bust and door; Then, upon the velvet sinking, I betook myself to linking Fancy unto fancy, thinking what this ominous bird of
yore What this grim, ungainly, ghastly, gaunt, and ominous
bird of yore
Meant in croaking Nevermore.'
SIMON LEE, THE OLD HUNTSMAN.
1. In the sweet shire of Cardigan,
Not far from pleasant Ivor Hall, An old man dwells, a little man,
I've heard he once was tall. Full five-and-thirty years he lived
A running huntsman merry ; And still the centre of his cheek
Is red as a ripe cherry.
2. No man like him the horn could sound,
And hill and valley rang with glee, When echo bandied round and round
The shrill halloo of Simon Lee.
For husbandry or tillage ;
The sleepers of the village.
3. He all the country could outrun,
Could leave both man and horse behind ; And often, ere the chase was done,
He reeled and was stone-blind.
At which his heart rejoices ;
He dearly loves their voices.
4. But oh, the heavy change bereft
Of health, strength, friends and kindred, see Old Simon to the world is left
In liveried poverty:
Dwells in the Hall of Ivor;
He is the sole survivor,
5. And he is lean and he is sick,
His body dwindled and awry Rests upon
ankles swollen and thick;
His wife, an aged woman,
Upon the village common.
6. Beside their moss-grown hut of clay,
Not twenty paces from the door,
Are poorest of the poor.
Enclosed when he was stronger;
Which he can till no longer ?
7. Oft, working by her husband's side,
Ruth does what Simon cannot do ; For she, with scanty cause for pride,
Is stouter of the two.
And though you with your utmost skill
From labour could not wean them, 'Tis little, very little, all
That they can do between them.
As he to you will tell,
Do his weak ankles swell.
How patiently you've waited, And now I fear that you expect
Some tale will be related.
9. O reader ! had
mind Such stores as silent thought can bring, O gentle reader ! you would find
A tale in everything.
And you must kindly take it :
Perhaps a tale you 'll make it.
10. One summer-day I chanced to see
This old man doing all he could
A stump of rotten wood.
So vain was his endeavour,
He might have worked for ever.
11. You 're overtasked, good Simon Lee,
Give me your tool,' to him I said;
Received my proffered aid.

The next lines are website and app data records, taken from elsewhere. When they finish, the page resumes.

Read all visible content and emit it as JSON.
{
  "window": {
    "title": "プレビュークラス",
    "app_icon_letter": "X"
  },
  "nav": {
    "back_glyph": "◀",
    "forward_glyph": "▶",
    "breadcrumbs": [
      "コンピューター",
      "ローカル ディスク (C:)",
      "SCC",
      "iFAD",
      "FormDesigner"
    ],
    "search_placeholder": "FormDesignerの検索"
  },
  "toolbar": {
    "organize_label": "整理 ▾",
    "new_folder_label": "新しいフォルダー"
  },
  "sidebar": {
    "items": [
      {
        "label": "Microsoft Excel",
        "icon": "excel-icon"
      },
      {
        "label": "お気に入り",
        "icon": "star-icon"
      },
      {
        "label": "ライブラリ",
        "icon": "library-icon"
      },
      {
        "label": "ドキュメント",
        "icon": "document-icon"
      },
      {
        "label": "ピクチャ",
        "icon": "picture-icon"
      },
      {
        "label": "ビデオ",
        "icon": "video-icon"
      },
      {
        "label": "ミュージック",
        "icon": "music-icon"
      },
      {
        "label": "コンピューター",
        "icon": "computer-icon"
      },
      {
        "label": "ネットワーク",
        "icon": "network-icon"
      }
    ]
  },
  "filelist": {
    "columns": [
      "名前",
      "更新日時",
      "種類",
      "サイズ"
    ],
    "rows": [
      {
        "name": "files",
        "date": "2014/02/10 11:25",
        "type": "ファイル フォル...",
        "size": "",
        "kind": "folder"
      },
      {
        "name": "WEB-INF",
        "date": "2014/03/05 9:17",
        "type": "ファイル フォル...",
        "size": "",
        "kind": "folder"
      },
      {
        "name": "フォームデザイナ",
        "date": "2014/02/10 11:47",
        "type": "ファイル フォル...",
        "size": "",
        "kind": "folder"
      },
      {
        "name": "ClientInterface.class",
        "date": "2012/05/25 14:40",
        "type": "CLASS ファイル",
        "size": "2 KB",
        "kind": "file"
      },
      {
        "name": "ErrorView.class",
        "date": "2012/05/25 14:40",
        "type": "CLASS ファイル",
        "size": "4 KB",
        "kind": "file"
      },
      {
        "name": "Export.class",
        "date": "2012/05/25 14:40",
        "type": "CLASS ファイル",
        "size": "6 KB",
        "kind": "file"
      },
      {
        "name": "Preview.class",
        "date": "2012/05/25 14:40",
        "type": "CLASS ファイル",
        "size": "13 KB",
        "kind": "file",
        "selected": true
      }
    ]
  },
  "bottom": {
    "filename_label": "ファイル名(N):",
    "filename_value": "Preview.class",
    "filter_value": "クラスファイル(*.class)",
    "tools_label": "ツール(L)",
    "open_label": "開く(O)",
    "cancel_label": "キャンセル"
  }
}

The tangled root I severed,
And vainly had endeavoured.
12. The tears into his eyes were brought,
And thanks and praises seemed to run
They never would have done.
With coldness still returning;